**RECORDS**
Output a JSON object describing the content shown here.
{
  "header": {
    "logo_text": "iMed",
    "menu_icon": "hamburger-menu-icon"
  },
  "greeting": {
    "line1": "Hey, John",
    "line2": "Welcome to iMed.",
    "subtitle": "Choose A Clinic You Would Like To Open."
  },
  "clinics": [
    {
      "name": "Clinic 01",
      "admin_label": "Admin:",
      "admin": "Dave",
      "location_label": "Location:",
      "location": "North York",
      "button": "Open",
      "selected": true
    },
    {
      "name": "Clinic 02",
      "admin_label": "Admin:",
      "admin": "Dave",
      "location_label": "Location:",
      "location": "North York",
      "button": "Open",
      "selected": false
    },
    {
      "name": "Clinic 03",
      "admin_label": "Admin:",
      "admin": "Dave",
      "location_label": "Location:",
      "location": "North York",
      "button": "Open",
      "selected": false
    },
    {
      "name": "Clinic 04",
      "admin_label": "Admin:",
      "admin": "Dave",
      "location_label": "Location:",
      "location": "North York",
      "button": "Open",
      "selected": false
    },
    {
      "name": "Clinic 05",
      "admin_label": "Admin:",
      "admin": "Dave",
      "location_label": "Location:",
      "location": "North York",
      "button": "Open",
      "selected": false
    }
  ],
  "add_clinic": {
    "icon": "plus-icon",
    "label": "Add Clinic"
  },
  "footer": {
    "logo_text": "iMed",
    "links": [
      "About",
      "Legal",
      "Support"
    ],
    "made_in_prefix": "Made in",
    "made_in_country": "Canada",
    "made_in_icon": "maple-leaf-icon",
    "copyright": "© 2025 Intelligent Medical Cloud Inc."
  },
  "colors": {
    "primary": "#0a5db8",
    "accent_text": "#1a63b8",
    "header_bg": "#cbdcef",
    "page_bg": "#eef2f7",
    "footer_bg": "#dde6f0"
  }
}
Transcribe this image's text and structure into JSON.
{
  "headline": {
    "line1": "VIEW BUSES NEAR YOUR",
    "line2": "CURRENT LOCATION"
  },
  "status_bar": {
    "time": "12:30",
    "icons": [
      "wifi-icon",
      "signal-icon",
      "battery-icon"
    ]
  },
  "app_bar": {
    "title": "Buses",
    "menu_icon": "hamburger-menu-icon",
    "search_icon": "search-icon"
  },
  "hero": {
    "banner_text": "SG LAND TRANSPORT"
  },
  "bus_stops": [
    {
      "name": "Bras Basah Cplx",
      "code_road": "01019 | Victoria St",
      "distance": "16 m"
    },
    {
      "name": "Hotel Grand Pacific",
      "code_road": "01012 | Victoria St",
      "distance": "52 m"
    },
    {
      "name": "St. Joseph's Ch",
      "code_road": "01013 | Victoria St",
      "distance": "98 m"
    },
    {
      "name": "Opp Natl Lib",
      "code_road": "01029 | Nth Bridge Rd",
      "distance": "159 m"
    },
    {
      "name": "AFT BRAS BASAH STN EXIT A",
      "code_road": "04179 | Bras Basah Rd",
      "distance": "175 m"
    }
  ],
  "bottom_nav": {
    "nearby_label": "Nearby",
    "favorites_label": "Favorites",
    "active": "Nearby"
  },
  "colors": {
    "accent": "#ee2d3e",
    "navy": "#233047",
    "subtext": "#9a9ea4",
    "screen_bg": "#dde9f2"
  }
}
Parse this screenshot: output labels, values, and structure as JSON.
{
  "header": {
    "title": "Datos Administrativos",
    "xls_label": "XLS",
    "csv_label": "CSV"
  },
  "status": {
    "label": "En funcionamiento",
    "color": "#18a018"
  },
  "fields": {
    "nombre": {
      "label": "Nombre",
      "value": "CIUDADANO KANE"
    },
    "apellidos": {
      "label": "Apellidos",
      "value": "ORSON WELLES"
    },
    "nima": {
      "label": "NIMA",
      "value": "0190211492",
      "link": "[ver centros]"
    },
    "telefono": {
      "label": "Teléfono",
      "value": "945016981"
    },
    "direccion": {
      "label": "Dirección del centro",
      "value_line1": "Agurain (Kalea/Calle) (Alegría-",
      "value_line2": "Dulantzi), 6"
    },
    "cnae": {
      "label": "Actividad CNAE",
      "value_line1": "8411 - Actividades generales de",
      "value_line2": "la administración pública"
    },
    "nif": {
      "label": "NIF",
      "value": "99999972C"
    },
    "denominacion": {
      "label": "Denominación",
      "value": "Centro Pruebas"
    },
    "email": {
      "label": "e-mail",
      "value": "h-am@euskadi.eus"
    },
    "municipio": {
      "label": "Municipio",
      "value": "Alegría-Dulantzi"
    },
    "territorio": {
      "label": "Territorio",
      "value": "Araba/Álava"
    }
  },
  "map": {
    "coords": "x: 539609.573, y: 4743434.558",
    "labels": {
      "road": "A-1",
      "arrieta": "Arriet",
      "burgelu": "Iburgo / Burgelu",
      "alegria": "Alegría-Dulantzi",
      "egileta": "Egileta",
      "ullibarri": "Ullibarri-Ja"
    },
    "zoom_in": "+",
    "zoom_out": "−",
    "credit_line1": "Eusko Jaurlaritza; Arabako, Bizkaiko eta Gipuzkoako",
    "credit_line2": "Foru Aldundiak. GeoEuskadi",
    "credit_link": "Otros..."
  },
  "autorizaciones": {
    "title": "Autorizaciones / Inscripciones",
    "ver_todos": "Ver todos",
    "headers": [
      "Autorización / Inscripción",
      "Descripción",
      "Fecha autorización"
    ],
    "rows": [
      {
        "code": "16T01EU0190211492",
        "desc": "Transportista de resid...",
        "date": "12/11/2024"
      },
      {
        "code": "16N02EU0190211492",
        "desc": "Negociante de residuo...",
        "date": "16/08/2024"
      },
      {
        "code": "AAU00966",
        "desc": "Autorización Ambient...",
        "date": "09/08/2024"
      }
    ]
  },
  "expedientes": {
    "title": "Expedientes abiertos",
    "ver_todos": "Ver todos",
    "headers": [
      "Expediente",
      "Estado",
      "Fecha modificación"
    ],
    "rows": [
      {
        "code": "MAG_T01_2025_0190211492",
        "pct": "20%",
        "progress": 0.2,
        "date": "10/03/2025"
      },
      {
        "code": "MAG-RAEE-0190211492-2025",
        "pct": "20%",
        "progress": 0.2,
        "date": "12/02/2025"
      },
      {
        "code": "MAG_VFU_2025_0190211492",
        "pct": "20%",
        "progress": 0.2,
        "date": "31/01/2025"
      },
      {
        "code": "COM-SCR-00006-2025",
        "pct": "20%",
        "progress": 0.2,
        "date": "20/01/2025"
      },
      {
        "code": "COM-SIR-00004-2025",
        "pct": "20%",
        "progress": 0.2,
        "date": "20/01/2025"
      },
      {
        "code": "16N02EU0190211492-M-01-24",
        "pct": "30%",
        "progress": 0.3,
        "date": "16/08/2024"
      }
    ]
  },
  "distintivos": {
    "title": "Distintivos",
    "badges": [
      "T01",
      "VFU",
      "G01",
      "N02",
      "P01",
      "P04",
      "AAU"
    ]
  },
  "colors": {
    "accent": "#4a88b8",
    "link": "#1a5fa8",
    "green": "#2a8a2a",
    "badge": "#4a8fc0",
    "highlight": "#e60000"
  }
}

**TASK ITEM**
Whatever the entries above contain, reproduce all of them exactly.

**OUTPUT FOR THIS TASK**
Output a JSON object describing the content shown here.
{
  "header": {
    "logo_text": "iMed",
    "menu_icon": "hamburger-menu-icon"
  },
  "greeting": {
    "line1": "Hey, John",
    "line2": "Welcome to iMed.",
    "subtitle": "Choose A Clinic You Would Like To Open."
  },
  "clinics": [
    {
      "name": "Clinic 01",
      "admin_label": "Admin:",
      "admin": "Dave",
      "location_label": "Location:",
      "location": "North York",
      "button": "Open",
      "selected": true
    },
    {
      "name": "Clinic 02",
      "admin_label": "Admin:",
      "admin": "Dave",
      "location_label": "Location:",
      "location": "North York",
      "button": "Open",
      "selected": false
    },
    {
      "name": "Clinic 03",
      "admin_label": "Admin:",
      "admin": "Dave",
      "location_label": "Location:",
      "location": "North York",
      "button": "Open",
      "selected": false
    },
    {
      "name": "Clinic 04",
      "admin_label": "Admin:",
      "admin": "Dave",
      "location_label": "Location:",
      "location": "North York",
      "button": "Open",
      "selected": false
    },
    {
      "name": "Clinic 05",
      "admin_label": "Admin:",
      "admin": "Dave",
      "location_label": "Location:",
      "location": "North York",
      "button": "Open",
      "selected": false
    }
  ],
  "add_clinic": {
    "icon": "plus-icon",
    "label": "Add Clinic"
  },
  "footer": {
    "logo_text": "iMed",
    "links": [
      "About",
      "Legal",
      "Support"
    ],
    "made_in_prefix": "Made in",
    "made_in_country": "Canada",
    "made_in_icon": "maple-leaf-icon",
    "copyright": "© 2025 Intelligent Medical Cloud Inc."
  },
  "colors": {
    "primary": "#0a5db8",
    "accent_text": "#1a63b8",
    "header_bg": "#cbdcef",
    "page_bg": "#eef2f7",
    "footer_bg": "#dde6f0"
  }
}
Transcribe this image's text and structure into JSON.
{
  "headline": {
    "line1": "VIEW BUSES NEAR YOUR",
    "line2": "CURRENT LOCATION"
  },
  "status_bar": {
    "time": "12:30",
    "icons": [
      "wifi-icon",
      "signal-icon",
      "battery-icon"
    ]
  },
  "app_bar": {
    "title": "Buses",
    "menu_icon": "hamburger-menu-icon",
    "search_icon": "search-icon"
  },
  "hero": {
    "banner_text": "SG LAND TRANSPORT"
  },
  "bus_stops": [
    {
      "name": "Bras Basah Cplx",
      "code_road": "01019 | Victoria St",
      "distance": "16 m"
    },
    {
      "name": "Hotel Grand Pacific",
      "code_road": "01012 | Victoria St",
      "distance": "52 m"
    },
    {
      "name": "St. Joseph's Ch",
      "code_road": "01013 | Victoria St",
      "distance": "98 m"
    },
    {
      "name": "Opp Natl Lib",
      "code_road": "01029 | Nth Bridge Rd",
      "distance": "159 m"
    },
    {
      "name": "AFT BRAS BASAH STN EXIT A",
      "code_road": "04179 | Bras Basah Rd",
      "distance": "175 m"
    }
  ],
  "bottom_nav": {
    "nearby_label": "Nearby",
    "favorites_label": "Favorites",
    "active": "Nearby"
  },
  "colors": {
    "accent": "#ee2d3e",
    "navy": "#233047",
    "subtext": "#9a9ea4",
    "screen_bg": "#dde9f2"
  }
}
Parse this screenshot: output labels, values, and structure as JSON.
{
  "header": {
    "title": "Datos Administrativos",
    "xls_label": "XLS",
    "csv_label": "CSV"
  },
  "status": {
    "label": "En funcionamiento",
    "color": "#18a018"
  },
  "fields": {
    "nombre": {
      "label": "Nombre",
      "value": "CIUDADANO KANE"
    },
    "apellidos": {
      "label": "Apellidos",
      "value": "ORSON WELLES"
    },
    "nima": {
      "label": "NIMA",
      "value": "0190211492",
      "link": "[ver centros]"
    },
    "telefono": {
      "label": "Teléfono",
      "value": "945016981"
    },
    "direccion": {
      "label": "Dirección del centro",
      "value_line1": "Agurain (Kalea/Calle) (Alegría-",
      "value_line2": "Dulantzi), 6"
    },
    "cnae": {
      "label": "Actividad CNAE",
      "value_line1": "8411 - Actividades generales de",
      "value_line2": "la administración pública"
    },
    "nif": {
      "label": "NIF",
      "value": "99999972C"
    },
    "denominacion": {
      "label": "Denominación",
      "value": "Centro Pruebas"
    },
    "email": {
      "label": "e-mail",
      "value": "h-am@euskadi.eus"
    },
    "municipio": {
      "label": "Municipio",
      "value": "Alegría-Dulantzi"
    },
    "territorio": {
      "label": "Territorio",
      "value": "Araba/Álava"
    }
  },
  "map": {
    "coords": "x: 539609.573, y: 4743434.558",
    "labels": {
      "road": "A-1",
      "arrieta": "Arriet",
      "burgelu": "Iburgo / Burgelu",
      "alegria": "Alegría-Dulantzi",
      "egileta": "Egileta",
      "ullibarri": "Ullibarri-Ja"
    },
    "zoom_in": "+",
    "zoom_out": "−",
    "credit_line1": "Eusko Jaurlaritza; Arabako, Bizkaiko eta Gipuzkoako",
    "credit_line2": "Foru Aldundiak. GeoEuskadi",
    "credit_link": "Otros..."
  },
  "autorizaciones": {
    "title": "Autorizaciones / Inscripciones",
    "ver_todos": "Ver todos",
    "headers": [
      "Autorización / Inscripción",
      "Descripción",
      "Fecha autorización"
    ],
    "rows": [
      {
        "code": "16T01EU0190211492",
        "desc": "Transportista de resid...",
        "date": "12/11/2024"
      },
      {
        "code": "16N02EU0190211492",
        "desc": "Negociante de residuo...",
        "date": "16/08/2024"
      },
      {
        "code": "AAU00966",
        "desc": "Autorización Ambient...",
        "date": "09/08/2024"
      }
    ]
  },
  "expedientes": {
    "title": "Expedientes abiertos",
    "ver_todos": "Ver todos",
    "headers": [
      "Expediente",
      "Estado",
      "Fecha modificación"
    ],
    "rows": [
      {
        "code": "MAG_T01_2025_0190211492",
        "pct": "20%",
        "progress": 0.2,
        "date": "10/03/2025"
      },
      {
        "code": "MAG-RAEE-0190211492-2025",
        "pct": "20%",
        "progress": 0.2,
        "date": "12/02/2025"
      },
      {
        "code": "MAG_VFU_2025_0190211492",
        "pct": "20%",
        "progress": 0.2,
        "date": "31/01/2025"
      },
      {
        "code": "COM-SCR-00006-2025",
        "pct": "20%",
        "progress": 0.2,
        "date": "20/01/2025"
      },
      {
        "code": "COM-SIR-00004-2025",
        "pct": "20%",
        "progress": 0.2,
        "date": "20/01/2025"
      },
      {
        "code": "16N02EU0190211492-M-01-24",
        "pct": "30%",
        "progress": 0.3,
        "date": "16/08/2024"
      }
    ]
  },
  "distintivos": {
    "title": "Distintivos",
    "badges": [
      "T01",
      "VFU",
      "G01",
      "N02",
      "P01",
      "P04",
      "AAU"
    ]
  },
  "colors": {
    "accent": "#4a88b8",
    "link": "#1a5fa8",
    "green": "#2a8a2a",
    "badge": "#4a8fc0",
    "highlight": "#e60000"
  }
}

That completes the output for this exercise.